“I used to rely on ganyu [informal off-farm labour] to feed my family, now I am the one employing people.”

Idrissa Dyless has seen a change in his community. “We have better interaction with extension farmers, better knowledge of hygiene, diet diversity and improved techniques of farming. On top of that, we hope that our irrigation scheme and honey making will bring more income to our families.”

For decades, Malawi has been experiencing devastating natural disasters including floods, dry spells, and pest outbreaks. These disasters have destroyed people’s livelihoods fueling the vicious cycle of hunger in the process. In response to this, in 2019, the UK Government contributed MK57.2 billion (£59 million) to a multi-year joint programme to strengthen the resilience of 1.2 million vulnerable people against climatic shocks.
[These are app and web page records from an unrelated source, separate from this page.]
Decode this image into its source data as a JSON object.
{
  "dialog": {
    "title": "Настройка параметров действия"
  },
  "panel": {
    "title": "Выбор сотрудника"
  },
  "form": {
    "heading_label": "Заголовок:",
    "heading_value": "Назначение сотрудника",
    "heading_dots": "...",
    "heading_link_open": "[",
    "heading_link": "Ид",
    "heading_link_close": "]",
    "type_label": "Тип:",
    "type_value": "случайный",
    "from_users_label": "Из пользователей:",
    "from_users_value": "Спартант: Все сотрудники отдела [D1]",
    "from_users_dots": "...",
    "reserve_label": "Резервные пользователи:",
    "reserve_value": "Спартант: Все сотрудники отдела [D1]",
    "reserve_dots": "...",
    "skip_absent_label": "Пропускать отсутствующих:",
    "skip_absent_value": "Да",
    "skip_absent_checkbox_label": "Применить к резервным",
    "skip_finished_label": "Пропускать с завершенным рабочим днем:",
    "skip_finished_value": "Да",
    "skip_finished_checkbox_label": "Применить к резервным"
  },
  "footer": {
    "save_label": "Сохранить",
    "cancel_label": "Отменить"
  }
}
In Kakhobwe irrigation scheme in Balaka, Diana Adamu has planted cash crops. “I used to receive humanitarian assistance during lean season responses. Now I am trained in making compost manure and climate-smart agriculture. I planted diverse crops like turnips, onions and tomatoes and I have sold some already.”

This Government-led joint programme, known as Promoting Sustainable Partnerships for Empowered Resilience (PROSPER), aims to support 1.2 million people living in extreme poverty and hunger in the four districts of Balaka, Chikwawa, Mangochi and Phalombe. The programme is implemented by a large consortium of partners including the United Nations (FAO, UNDP, UNICEF, WFP), and non-governmental organisations (NGOs) and private companies.
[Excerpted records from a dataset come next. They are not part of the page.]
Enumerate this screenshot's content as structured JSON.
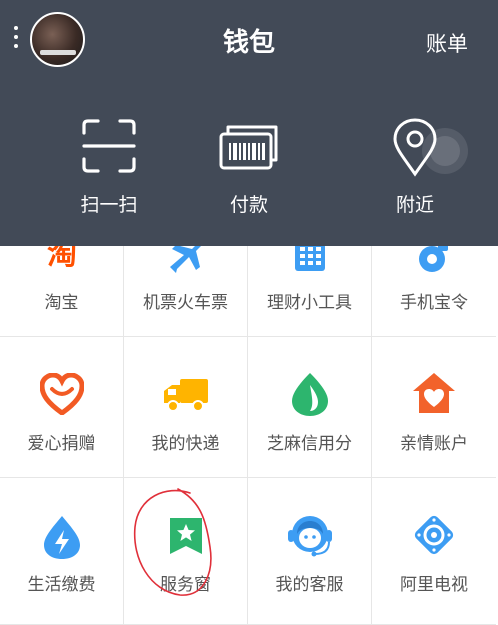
{
  "header": {
    "title": "钱包",
    "bill_label": "账单",
    "actions": [
      {
        "label": "扫一扫",
        "icon": "scan-icon"
      },
      {
        "label": "付款",
        "icon": "pay-barcode-icon"
      },
      {
        "label": "附近",
        "icon": "location-pin-icon"
      }
    ]
  },
  "grid": {
    "rows": [
      [
        {
          "label": "淘宝",
          "icon": "taobao-icon",
          "color": "#ff5000"
        },
        {
          "label": "机票火车票",
          "icon": "airplane-icon",
          "color": "#3d9df3"
        },
        {
          "label": "理财小工具",
          "icon": "calculator-icon",
          "color": "#3d9df3"
        },
        {
          "label": "手机宝令",
          "icon": "token-icon",
          "color": "#3d9df3"
        }
      ],
      [
        {
          "label": "爱心捐赠",
          "icon": "heart-icon",
          "color": "#f25a24"
        },
        {
          "label": "我的快递",
          "icon": "truck-icon",
          "color": "#ffb400"
        },
        {
          "label": "芝麻信用分",
          "icon": "sesame-credit-icon",
          "color": "#2db56e"
        },
        {
          "label": "亲情账户",
          "icon": "family-home-icon",
          "color": "#f2622b"
        }
      ],
      [
        {
          "label": "生活缴费",
          "icon": "water-drop-bolt-icon",
          "color": "#3d9df3"
        },
        {
          "label": "服务窗",
          "icon": "service-window-icon",
          "color": "#2db56e"
        },
        {
          "label": "我的客服",
          "icon": "customer-service-icon",
          "color": "#3d9df3"
        },
        {
          "label": "阿里电视",
          "icon": "tv-remote-icon",
          "color": "#3d9df3"
        }
      ]
    ]
  }
}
Alan Chigwenembe planted cabbages, onions, tomatoes and other crops. “We are trying to help each other. My role is to get traders to come to the scheme, so participants fetch better prices.”
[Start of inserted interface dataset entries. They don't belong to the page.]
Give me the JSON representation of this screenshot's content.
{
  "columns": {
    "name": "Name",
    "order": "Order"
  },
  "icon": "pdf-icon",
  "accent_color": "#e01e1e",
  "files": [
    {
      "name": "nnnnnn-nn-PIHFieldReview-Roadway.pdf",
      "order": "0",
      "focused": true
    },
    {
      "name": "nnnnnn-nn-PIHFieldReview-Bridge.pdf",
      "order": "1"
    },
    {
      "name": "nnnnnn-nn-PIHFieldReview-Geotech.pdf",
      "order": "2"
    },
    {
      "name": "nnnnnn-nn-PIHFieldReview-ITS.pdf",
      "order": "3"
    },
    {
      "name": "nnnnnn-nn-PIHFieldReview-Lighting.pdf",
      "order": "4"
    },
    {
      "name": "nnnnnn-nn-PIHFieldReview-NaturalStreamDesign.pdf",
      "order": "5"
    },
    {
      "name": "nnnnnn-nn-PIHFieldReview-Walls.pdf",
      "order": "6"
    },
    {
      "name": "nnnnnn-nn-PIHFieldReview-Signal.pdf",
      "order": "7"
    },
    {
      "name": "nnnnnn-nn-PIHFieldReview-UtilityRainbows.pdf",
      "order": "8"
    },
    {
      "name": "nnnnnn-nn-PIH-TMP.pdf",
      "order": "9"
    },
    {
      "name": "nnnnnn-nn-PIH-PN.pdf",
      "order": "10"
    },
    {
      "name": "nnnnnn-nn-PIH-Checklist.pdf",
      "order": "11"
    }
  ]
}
Idrissa adds “I used to rely on ganyu to feed my family, now I am the one employing people to work with me in my fields. In 2016, I was harvesting 7 bags of 50kg of maize. Last year, I harvested 30. I only have 1 and 1/2 acre of land but with the cash I got, I was able to make some savings and buy quality inputs for my farming. On top of it, I learned apiculture and in my first harvest in June 2020, I got 22kg of honey which I sold at MK44,000 and more is coming.”

PROSPER aims to improve vulnerable people’s ability to adapt to climate change through various interventions such as diversified agricultural production, improved productive assets and enhanced access to weather information, among others. The programme also aims to increase access to finance and markets and support an enabling environment for small-scale enterprises to improve livelihoods of marginalized groups in line with Malawi’s National Resilience Strategy.

Despite constraints induced by the COVID-19 outbreak, PROSPER partners are continuing to work in the field to support vulnerable farmers, adjusting the interventions in line with Government recommendations.


This article first appeared in The Times of Malawi.